**Task requirements**
The answer should consist of each line from the data below that includes "true".

----------

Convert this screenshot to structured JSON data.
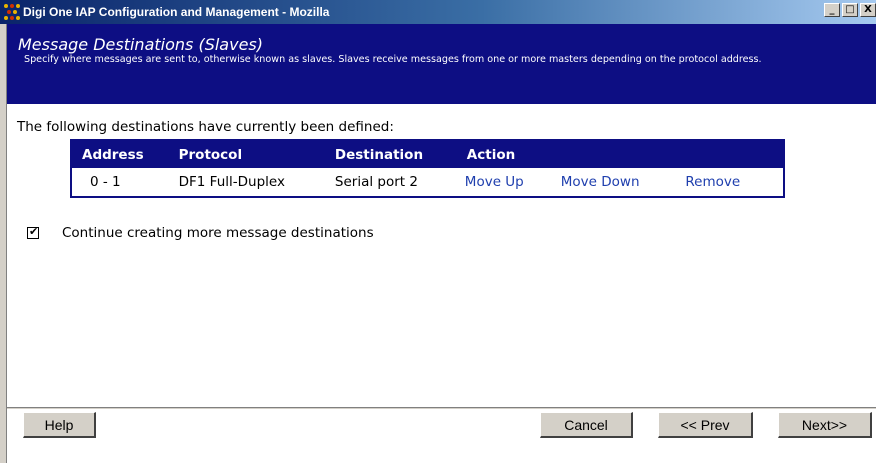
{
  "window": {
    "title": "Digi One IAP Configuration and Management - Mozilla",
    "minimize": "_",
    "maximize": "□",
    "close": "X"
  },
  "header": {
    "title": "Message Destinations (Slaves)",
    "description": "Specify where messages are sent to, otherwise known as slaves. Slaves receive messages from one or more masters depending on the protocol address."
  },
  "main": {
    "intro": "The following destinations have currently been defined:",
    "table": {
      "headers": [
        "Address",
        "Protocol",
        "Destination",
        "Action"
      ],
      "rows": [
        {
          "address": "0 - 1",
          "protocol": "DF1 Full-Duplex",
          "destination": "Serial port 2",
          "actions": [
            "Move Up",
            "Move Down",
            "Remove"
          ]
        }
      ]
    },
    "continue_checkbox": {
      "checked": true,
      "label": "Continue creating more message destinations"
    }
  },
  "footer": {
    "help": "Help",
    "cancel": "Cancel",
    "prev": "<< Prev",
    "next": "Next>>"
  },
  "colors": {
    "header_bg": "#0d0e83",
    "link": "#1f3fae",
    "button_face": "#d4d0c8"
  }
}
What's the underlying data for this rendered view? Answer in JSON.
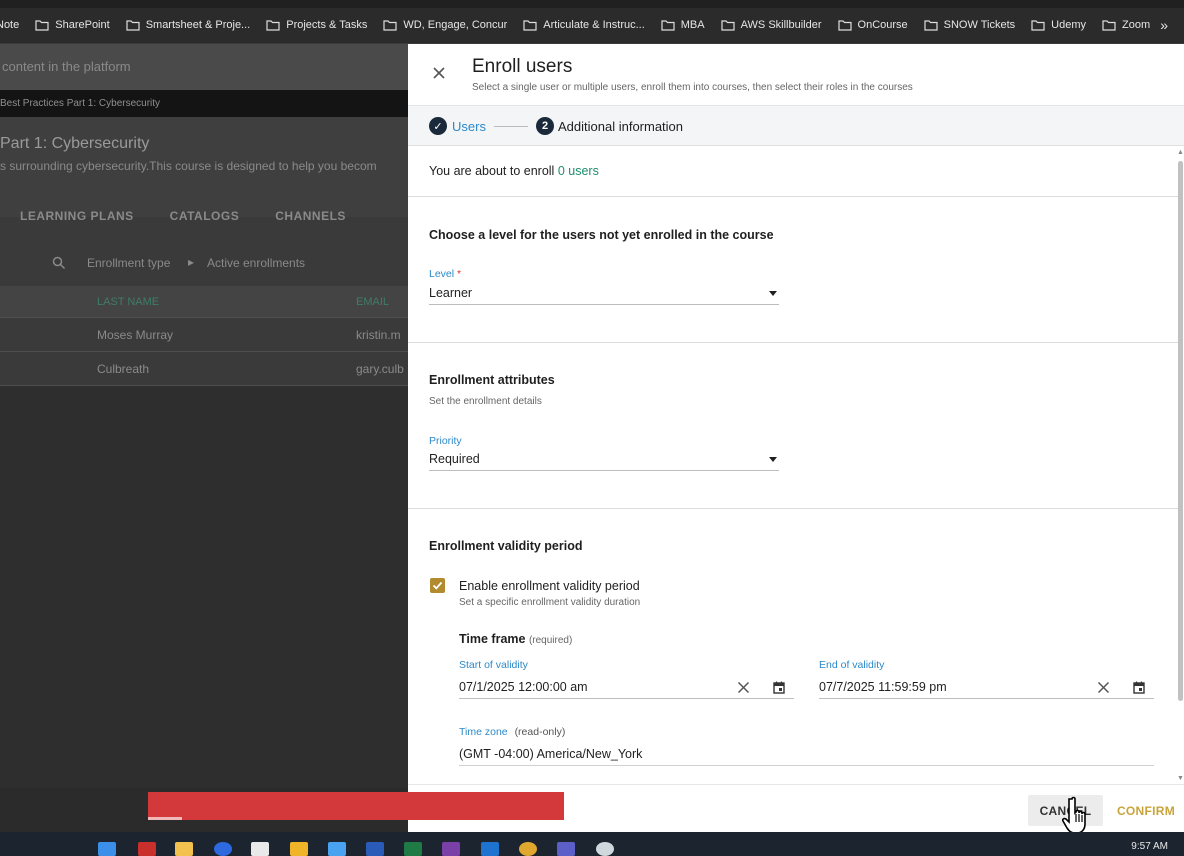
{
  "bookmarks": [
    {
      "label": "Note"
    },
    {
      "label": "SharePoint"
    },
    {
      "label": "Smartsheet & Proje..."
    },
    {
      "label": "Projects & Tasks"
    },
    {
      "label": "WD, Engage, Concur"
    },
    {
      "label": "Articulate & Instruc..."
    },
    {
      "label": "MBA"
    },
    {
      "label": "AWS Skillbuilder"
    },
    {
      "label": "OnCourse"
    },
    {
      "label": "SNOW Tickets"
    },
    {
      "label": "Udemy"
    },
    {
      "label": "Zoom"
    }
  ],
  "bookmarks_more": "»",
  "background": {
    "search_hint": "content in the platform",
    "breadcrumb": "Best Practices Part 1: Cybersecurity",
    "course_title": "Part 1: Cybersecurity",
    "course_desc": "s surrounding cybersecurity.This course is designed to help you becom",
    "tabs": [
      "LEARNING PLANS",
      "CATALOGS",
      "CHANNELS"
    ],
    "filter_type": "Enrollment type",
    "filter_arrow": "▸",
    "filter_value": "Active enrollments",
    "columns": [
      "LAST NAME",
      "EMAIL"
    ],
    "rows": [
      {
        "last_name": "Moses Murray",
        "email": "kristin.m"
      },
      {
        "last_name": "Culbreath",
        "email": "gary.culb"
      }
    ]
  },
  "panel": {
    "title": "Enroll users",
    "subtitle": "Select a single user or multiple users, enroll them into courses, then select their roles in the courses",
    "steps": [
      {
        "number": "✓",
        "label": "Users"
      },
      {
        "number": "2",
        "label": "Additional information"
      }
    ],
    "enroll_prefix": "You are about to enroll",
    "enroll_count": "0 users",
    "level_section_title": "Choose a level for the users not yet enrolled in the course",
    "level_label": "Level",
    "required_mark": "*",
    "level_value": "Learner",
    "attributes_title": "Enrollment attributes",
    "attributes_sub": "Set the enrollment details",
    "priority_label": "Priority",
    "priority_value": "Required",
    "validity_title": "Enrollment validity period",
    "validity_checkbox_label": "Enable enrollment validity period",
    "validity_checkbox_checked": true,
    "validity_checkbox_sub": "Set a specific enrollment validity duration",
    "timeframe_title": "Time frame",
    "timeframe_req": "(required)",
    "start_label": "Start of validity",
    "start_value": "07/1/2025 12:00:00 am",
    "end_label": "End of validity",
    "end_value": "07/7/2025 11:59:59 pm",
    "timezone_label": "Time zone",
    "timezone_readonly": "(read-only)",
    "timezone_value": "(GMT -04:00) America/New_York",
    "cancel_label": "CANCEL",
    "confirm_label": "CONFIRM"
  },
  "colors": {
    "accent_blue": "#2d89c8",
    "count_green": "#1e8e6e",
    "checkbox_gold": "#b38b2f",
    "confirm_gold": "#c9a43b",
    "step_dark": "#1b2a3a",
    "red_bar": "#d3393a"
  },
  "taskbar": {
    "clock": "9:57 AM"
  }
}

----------

**Answer box**
      "checked": true,
    "validity_checkbox_checked": true,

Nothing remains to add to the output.